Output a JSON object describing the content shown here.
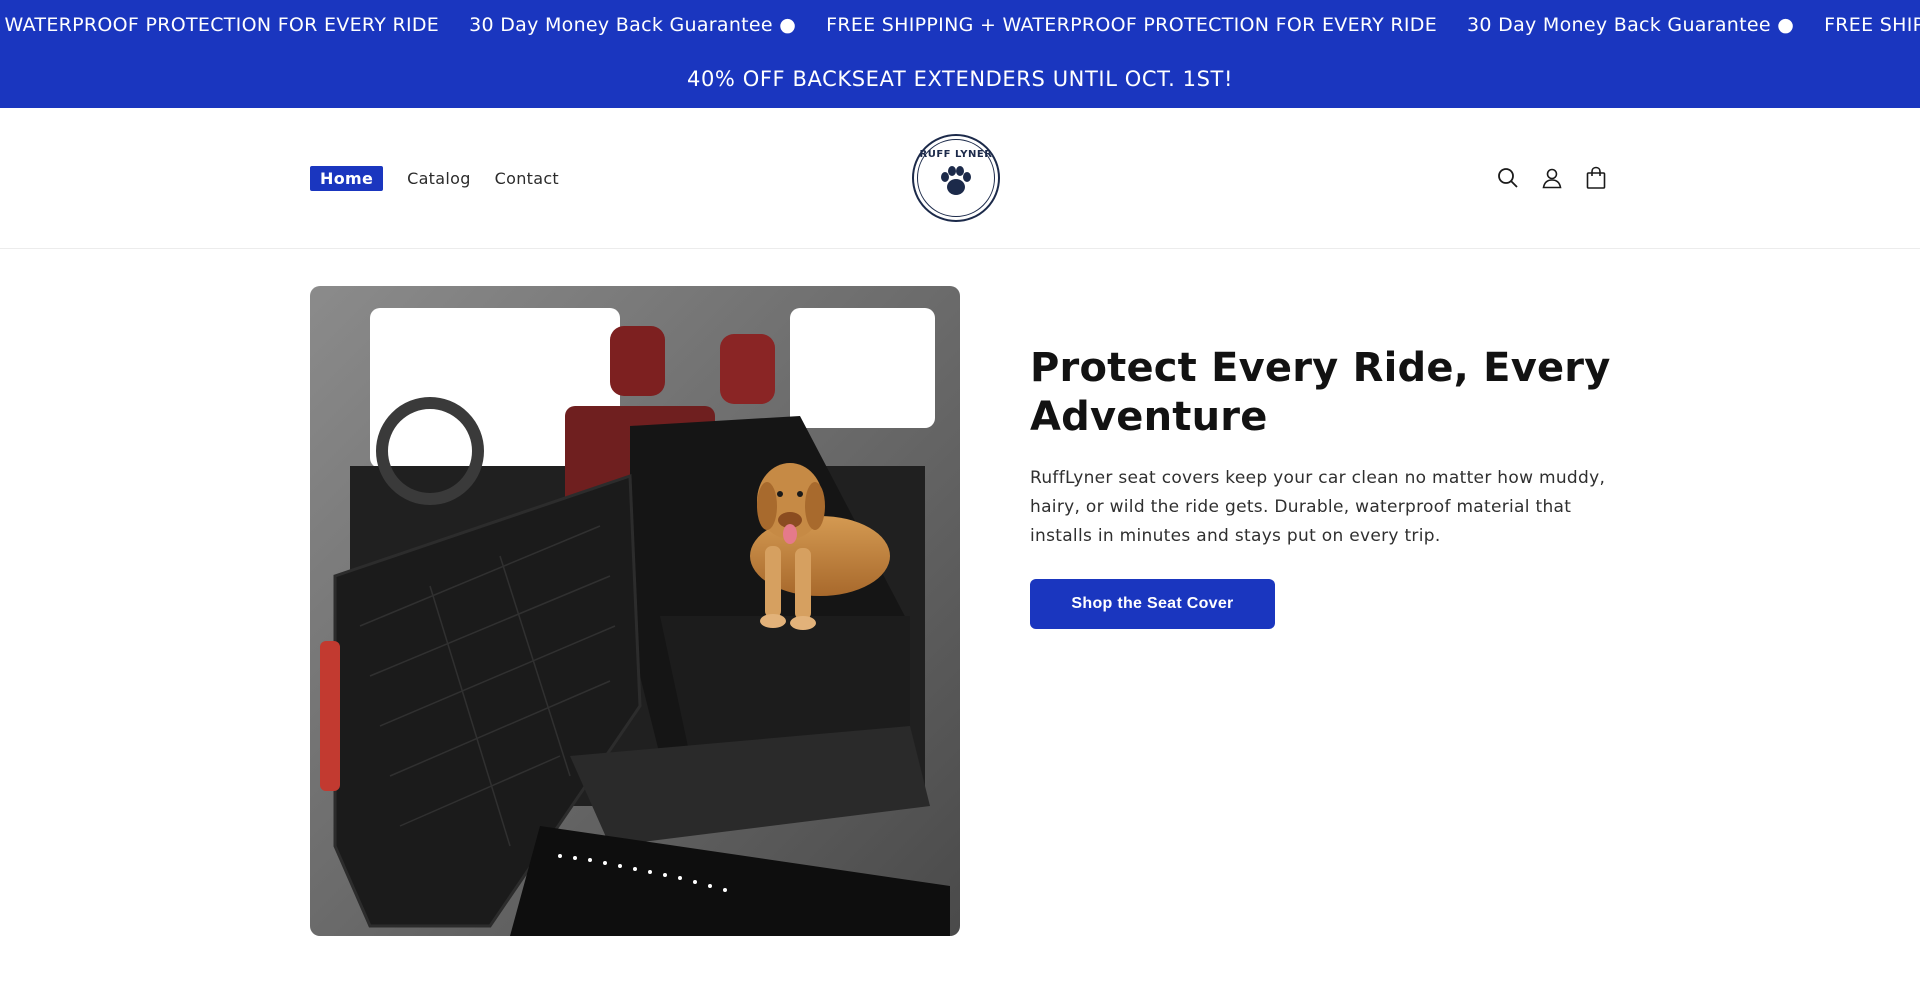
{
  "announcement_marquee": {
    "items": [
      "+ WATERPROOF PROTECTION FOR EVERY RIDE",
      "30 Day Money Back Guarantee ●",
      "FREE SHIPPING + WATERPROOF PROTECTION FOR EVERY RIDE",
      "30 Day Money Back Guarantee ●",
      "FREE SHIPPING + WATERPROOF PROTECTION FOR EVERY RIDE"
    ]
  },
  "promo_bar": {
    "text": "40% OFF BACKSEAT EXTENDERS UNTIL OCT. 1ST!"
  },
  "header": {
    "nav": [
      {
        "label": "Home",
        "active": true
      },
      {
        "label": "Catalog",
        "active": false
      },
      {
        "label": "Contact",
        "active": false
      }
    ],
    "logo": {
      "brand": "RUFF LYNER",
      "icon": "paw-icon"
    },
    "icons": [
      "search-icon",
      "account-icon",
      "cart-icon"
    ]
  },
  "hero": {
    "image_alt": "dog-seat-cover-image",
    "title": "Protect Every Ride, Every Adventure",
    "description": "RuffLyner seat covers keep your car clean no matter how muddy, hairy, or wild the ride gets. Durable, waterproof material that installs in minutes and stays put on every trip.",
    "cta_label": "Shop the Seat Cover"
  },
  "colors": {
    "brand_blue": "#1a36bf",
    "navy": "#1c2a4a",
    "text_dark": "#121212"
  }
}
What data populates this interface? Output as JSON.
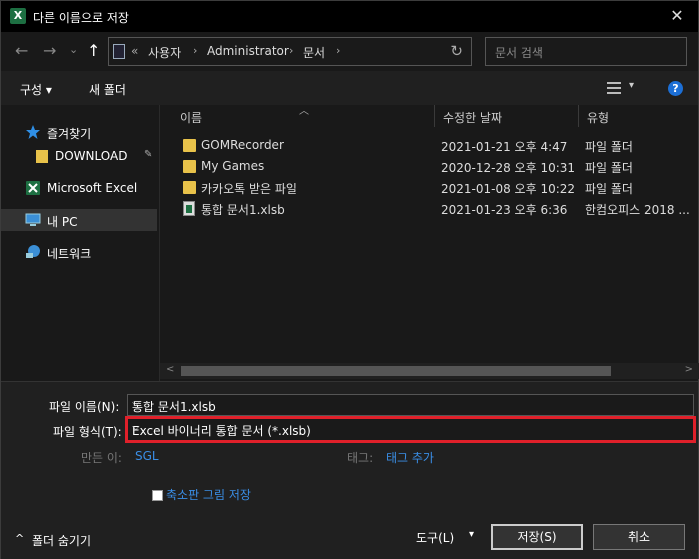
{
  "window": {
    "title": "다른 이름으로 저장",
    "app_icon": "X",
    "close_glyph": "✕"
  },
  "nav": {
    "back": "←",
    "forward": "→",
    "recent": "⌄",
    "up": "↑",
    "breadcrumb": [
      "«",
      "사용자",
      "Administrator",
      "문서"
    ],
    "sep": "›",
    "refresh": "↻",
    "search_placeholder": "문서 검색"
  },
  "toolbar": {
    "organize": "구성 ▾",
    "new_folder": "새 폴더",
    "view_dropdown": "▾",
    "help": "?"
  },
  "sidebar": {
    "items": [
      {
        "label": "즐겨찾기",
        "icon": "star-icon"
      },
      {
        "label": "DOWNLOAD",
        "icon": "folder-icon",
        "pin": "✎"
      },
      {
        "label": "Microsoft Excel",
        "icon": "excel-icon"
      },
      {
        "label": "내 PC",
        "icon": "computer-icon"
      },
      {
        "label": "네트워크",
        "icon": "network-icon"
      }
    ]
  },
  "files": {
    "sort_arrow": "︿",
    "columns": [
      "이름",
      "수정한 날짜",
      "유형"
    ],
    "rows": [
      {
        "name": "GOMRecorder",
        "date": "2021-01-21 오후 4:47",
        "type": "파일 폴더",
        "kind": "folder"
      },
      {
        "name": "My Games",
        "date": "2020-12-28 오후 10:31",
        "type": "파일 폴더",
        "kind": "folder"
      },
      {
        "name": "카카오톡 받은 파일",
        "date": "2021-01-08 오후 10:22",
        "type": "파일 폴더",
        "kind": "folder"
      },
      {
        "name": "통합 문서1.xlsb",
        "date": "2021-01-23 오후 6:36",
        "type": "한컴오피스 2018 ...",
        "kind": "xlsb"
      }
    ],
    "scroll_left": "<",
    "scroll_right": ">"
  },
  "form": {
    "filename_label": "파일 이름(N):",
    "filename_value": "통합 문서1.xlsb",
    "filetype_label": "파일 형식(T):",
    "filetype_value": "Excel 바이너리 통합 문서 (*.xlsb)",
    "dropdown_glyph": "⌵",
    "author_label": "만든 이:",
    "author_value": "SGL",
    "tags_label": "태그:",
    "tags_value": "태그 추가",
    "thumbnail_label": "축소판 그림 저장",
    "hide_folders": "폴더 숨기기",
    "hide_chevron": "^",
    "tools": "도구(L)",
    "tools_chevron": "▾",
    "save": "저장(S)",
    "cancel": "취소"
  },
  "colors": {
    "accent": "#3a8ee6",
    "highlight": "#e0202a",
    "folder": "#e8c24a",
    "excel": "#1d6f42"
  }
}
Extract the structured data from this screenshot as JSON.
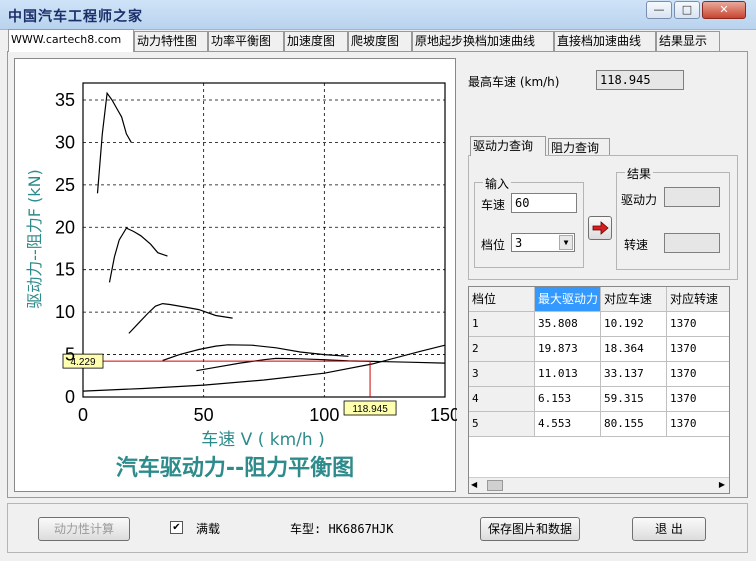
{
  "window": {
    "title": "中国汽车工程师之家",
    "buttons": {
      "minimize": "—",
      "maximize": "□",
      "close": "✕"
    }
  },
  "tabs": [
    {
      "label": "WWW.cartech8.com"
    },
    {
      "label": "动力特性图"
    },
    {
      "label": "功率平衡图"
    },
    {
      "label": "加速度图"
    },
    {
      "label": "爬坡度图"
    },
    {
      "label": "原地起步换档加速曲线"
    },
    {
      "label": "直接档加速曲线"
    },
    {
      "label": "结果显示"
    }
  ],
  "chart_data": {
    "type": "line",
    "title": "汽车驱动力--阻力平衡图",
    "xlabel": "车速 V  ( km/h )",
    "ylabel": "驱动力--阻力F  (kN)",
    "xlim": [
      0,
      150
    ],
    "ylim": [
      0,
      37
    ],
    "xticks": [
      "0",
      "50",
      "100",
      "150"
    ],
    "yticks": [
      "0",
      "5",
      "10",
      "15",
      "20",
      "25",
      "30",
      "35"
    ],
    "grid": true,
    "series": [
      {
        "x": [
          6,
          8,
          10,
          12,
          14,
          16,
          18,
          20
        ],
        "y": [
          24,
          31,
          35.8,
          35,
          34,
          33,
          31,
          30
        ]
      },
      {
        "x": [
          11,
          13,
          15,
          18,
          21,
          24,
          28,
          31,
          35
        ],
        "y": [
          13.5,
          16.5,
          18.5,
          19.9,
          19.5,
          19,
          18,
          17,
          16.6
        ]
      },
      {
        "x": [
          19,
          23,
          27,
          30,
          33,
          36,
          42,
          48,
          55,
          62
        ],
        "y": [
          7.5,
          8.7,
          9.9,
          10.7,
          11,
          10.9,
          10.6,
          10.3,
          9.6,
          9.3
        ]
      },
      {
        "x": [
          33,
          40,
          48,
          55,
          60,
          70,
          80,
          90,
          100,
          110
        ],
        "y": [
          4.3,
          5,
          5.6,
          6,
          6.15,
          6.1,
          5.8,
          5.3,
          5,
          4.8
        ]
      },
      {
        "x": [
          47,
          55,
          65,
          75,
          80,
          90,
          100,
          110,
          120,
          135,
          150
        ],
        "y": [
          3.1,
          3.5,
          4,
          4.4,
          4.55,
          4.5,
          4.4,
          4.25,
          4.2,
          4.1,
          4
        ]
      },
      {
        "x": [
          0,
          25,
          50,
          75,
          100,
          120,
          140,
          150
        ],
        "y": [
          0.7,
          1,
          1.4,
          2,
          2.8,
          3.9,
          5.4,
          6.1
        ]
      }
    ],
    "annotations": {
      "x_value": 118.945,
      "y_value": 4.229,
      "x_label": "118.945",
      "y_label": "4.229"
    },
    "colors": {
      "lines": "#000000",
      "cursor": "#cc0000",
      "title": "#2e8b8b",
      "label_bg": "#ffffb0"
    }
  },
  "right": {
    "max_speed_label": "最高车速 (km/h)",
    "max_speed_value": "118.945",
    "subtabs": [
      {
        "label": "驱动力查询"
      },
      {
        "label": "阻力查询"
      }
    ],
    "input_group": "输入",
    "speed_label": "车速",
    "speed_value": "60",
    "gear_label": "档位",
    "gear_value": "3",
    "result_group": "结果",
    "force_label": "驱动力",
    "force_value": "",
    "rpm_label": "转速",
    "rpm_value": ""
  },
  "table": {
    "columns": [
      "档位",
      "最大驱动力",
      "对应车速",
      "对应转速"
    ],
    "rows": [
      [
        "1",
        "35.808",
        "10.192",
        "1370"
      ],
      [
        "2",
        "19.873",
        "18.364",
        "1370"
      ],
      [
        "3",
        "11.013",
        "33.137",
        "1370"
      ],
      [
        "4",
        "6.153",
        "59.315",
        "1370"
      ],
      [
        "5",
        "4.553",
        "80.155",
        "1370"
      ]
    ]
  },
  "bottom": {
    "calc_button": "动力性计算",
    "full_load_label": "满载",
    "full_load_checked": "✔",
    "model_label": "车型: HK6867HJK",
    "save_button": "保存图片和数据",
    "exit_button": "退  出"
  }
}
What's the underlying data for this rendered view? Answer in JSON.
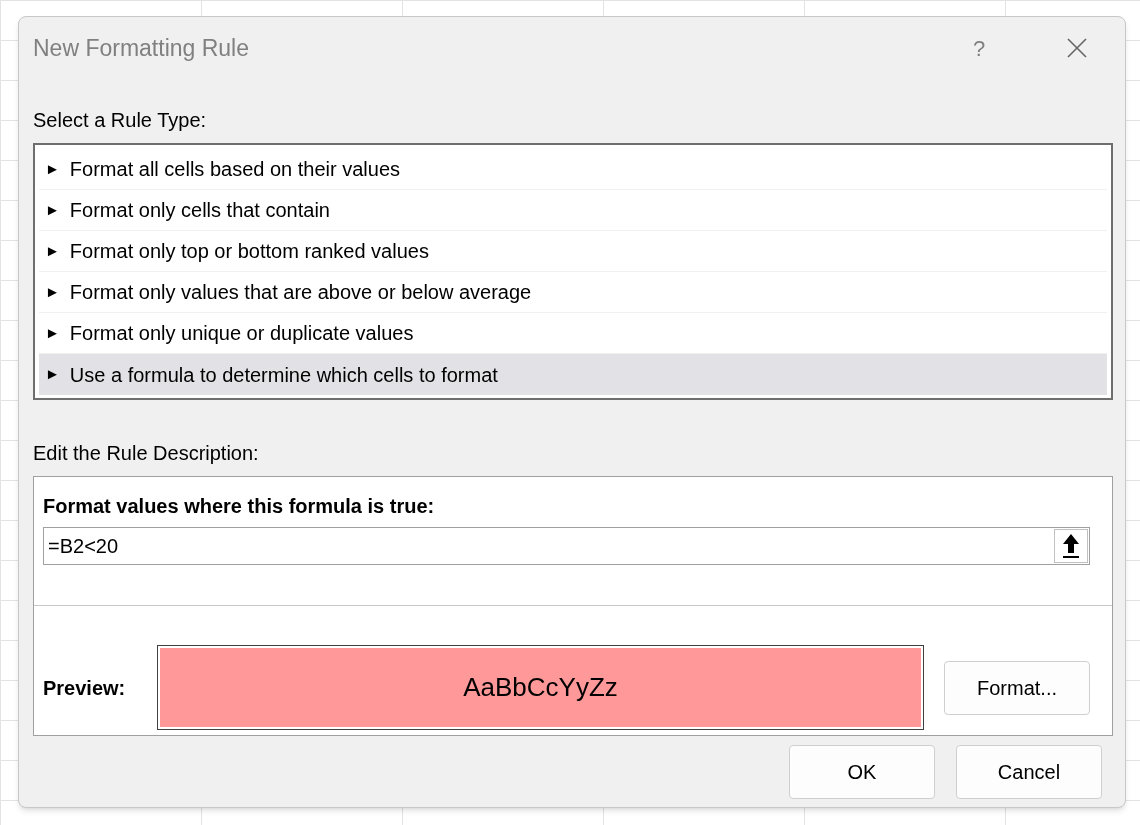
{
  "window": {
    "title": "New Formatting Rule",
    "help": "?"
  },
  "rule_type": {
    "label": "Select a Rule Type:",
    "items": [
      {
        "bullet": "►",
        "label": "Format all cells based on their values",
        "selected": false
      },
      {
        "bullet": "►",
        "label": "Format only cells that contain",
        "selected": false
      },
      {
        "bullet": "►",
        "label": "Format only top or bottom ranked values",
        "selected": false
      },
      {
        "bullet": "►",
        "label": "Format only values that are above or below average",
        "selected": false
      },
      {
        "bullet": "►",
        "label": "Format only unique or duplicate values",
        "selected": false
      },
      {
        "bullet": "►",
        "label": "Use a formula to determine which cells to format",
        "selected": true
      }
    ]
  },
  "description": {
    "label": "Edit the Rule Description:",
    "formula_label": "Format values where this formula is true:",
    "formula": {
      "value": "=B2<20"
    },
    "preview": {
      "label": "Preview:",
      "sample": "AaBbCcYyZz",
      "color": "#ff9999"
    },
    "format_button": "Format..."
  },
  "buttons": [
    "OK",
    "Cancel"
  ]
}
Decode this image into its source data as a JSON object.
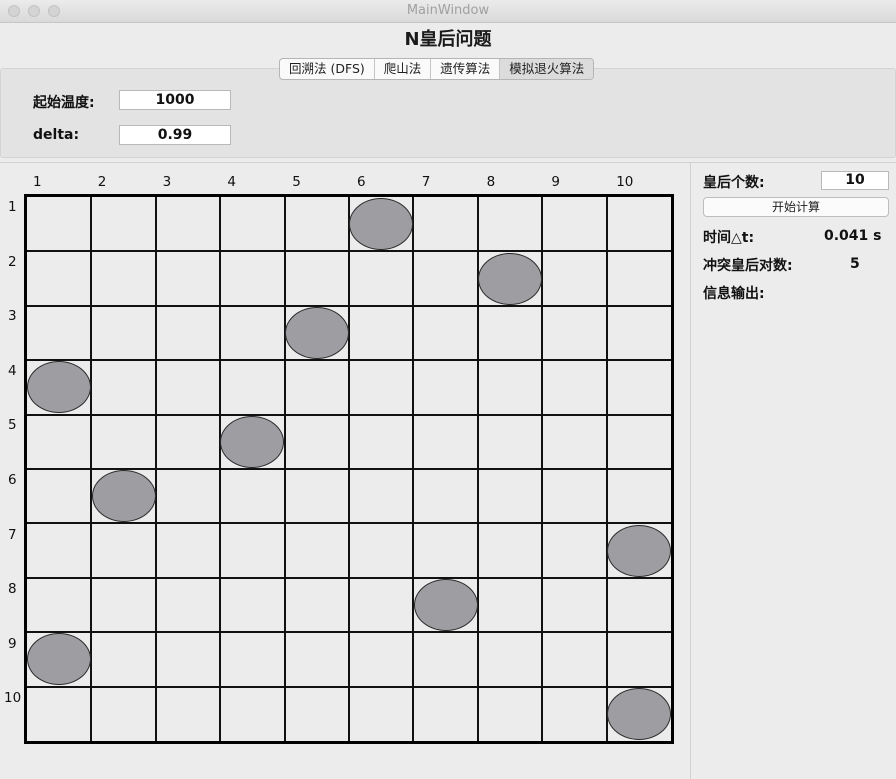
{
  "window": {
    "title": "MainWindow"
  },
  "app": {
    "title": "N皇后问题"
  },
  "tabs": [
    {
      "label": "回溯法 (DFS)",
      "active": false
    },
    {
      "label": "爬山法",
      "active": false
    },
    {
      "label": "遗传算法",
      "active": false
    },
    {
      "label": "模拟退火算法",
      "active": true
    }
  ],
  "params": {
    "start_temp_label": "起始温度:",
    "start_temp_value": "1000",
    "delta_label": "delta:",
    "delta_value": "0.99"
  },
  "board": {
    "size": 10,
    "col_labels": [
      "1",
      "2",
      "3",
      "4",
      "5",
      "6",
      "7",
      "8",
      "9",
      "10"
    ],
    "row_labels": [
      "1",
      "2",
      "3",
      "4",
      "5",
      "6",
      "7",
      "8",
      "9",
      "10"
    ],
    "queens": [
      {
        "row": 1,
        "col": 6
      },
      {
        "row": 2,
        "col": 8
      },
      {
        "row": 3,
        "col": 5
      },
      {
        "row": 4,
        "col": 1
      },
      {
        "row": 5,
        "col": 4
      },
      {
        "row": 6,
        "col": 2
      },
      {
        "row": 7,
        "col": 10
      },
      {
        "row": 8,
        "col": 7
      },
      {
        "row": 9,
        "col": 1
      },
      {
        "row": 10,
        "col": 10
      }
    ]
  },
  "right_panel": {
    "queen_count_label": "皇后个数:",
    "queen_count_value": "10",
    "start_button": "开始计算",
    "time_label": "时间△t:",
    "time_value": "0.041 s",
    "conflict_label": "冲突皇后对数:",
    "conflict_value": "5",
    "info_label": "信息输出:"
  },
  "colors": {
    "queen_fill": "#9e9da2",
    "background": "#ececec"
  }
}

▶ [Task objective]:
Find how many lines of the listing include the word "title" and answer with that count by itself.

▶ [Finished task]:
8